Bill To Make 'Breakup' of L.A. District Easier Clears
Proponents of breaking up the sprawling Los Angeles school system have won their first legislative victory in nearly 30 years of trying.
California lawmakers sent Gov. Pete Wilson legislation last month that would make it easier for communities to secede from the Los Angeles Unified system--with 640,000 students, the nation's second largest--and form their own districts. Mr. Wilson is expected to sign the so-called breakup bill.
In separate action, the Governor announced last week that he and legislative leaders had agreed on a budget that would include California schools' first increase in state aid in four years.
The breakup bill would reduce the number of signatures required on a petition to put before voters any proposal to split the Los Angeles district. While such a proposal could be a master plan for reorganizing the entire district, it is more likely that individual communities would try to set up their own districts, according to the bill's supporters. The 708-square-mile district includes the city of Los Angeles and such surrounding communities as Carson and West Hollywood.
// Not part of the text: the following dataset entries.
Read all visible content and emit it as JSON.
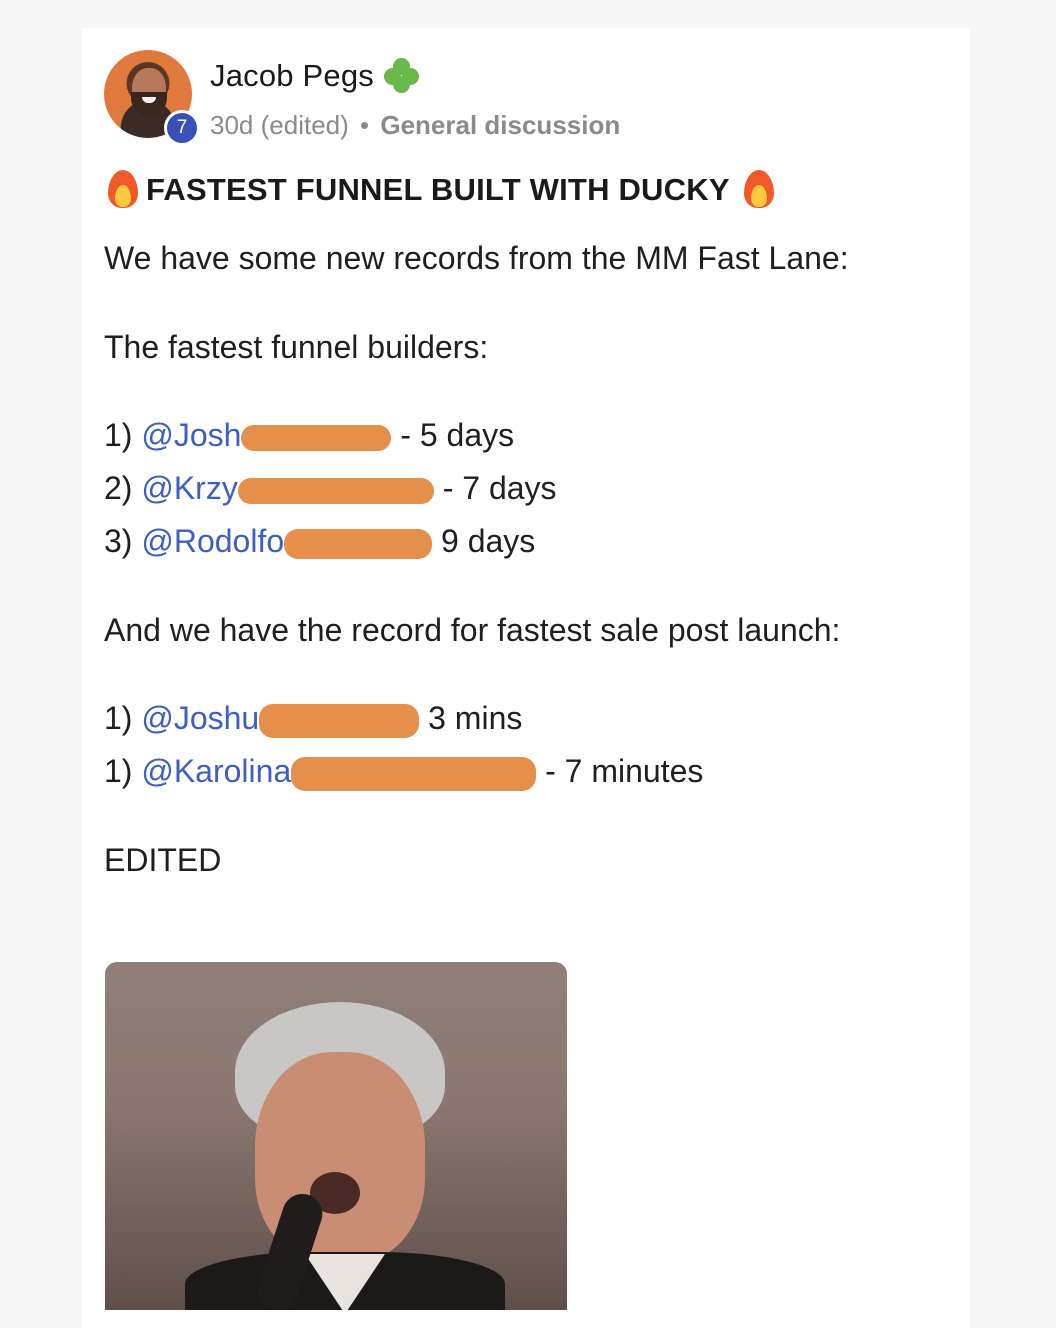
{
  "post": {
    "author": {
      "name": "Jacob Pegs",
      "level": "7",
      "badge_icon": "clover-icon"
    },
    "meta": {
      "age": "30d",
      "edited": "(edited)",
      "separator": "•",
      "category": "General discussion"
    },
    "title": "FASTEST FUNNEL BUILT WITH DUCKY",
    "intro": "We have some new records from the MM Fast Lane:",
    "builders_heading": "The fastest funnel builders:",
    "builders": [
      {
        "rank": "1)",
        "mention": "@Josh",
        "result": "- 5 days"
      },
      {
        "rank": "2)",
        "mention": "@Krzy",
        "result": "- 7 days"
      },
      {
        "rank": "3)",
        "mention": "@Rodolfo",
        "result": "9 days"
      }
    ],
    "sales_heading": "And we have the record for fastest sale post launch:",
    "sales": [
      {
        "rank": "1)",
        "mention": "@Joshu",
        "result": "3 mins"
      },
      {
        "rank": "1)",
        "mention": "@Karolina",
        "result": "- 7 minutes"
      }
    ],
    "footer": "EDITED"
  },
  "colors": {
    "mention": "#3f5fbf",
    "redaction": "#e58f4a",
    "level_badge": "#3b4fb8"
  }
}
Collecting the signatures for such a ballot initiative would be easy, critics of the bill said, but it would be much harder to win the required approval of state and local governments and then voters' endorsement.
State and federal laws pose hurdles to the creation of a new school district that could take communities years to clear, said Mark Slavkin, the president of the Los Angeles school board.
"It won't be easy for them," he predicted. "We're going to be here for a long time in our current form."
Linda K. Jones, one of the leaders of a San Fernando Valley parents' group that supported the bill, agreed. She would have preferred more radical legislation considered in previous years that mandated a breakup.
But she hailed the bill's passage as the first step to creating districts that are more responsive to local communities such as hers.
"The only way to get out from under this bureaucracy is to break this baby up," Ms. Jones said.
A Legislative Perennial
The notion of splitting up the district was first raised in the legislature in 1968. But the only proposal to win legislative approval--a bill to study the issue and recommend dividing the district into 12 or 24 units--was vetoed by Gov. Ronald Reagan in 1970.
This year, Republican Assemblywoman Paula L. Boland, who represents voters in the San Fernando Valley, an area within the school district, drafted a bill to reduce the number of signatures required to get a breakup proposal on the ballot. She proposed the threshold be set at 8 percent of the votes cast in a given locality in the 1994 governor's race.
Current law sets a threshold of 25 percent of the registered voters in a locality for such an initiative.
'Bumper Sticker' Appeal
Los Angeles school officials said they assumed from the beginning of the legislative session that G.O.P. gains in the Assembly in last fall's elections meant that they did not have the votes to stop the bill.
In recent years, breakup bills were blocked by the Democratic-controlled Assembly and Willie Brown, the party's powerful leader who turned over his position as the chamber's speaker to a Republican earlier this year.
In the new political alignment, Los Angeles school lobbyists focused on making sure that any new district would have to address concerns of minority students and meet court orders, said Santiago Jackson, a district lobbyist.
"It was like: The train is coming," he said. "The question is: Do you want to lie down in front of it, or do you want to step aside and make the best of what is coming?"
Sen. Tom Hayden, a Democrat, crafted a companion bill--also approved by the legislature--that requires any reorganization of the Los Angeles district to meet various standards, including laws regarding desegregation and equitable funding.
Mr. Wilson must sign both Mr. Hayden's bill and Ms. Boland's bill for either to become law.
Some of the same rhetoric that propelled these bills to legislative success should help the ballot initiatives, Ms. Jones said.
Supporters of the legislation circulated fact sheets among legislators, for example, that pointed out that if the Los Angeles district were a state, its population of more than four million people would be the 22nd largest in the country.
Such facts have "bumper sticker" appeal, Mr. Slavkin said, but persuading voters to approve a new district will be much harder than arguing that the Los Angeles district is too big. "Voters are smart enough to ask whether this means more bureaucracy and more duplication," he said.
Legislative leaders, meanwhile, appear to have settled a school-funding feud that has contributed to the monthlong delay in passing a fiscal 1996 budget. At issue has been $800 million that Mr. Wilson said schools owed the state as partial payment of a 1992 loan. School officials said the money was not a loan.
The settlement, if approved by the full legislature, would require districts to repay only half of the money and then spread the payments over eight years, according to school lobbyists.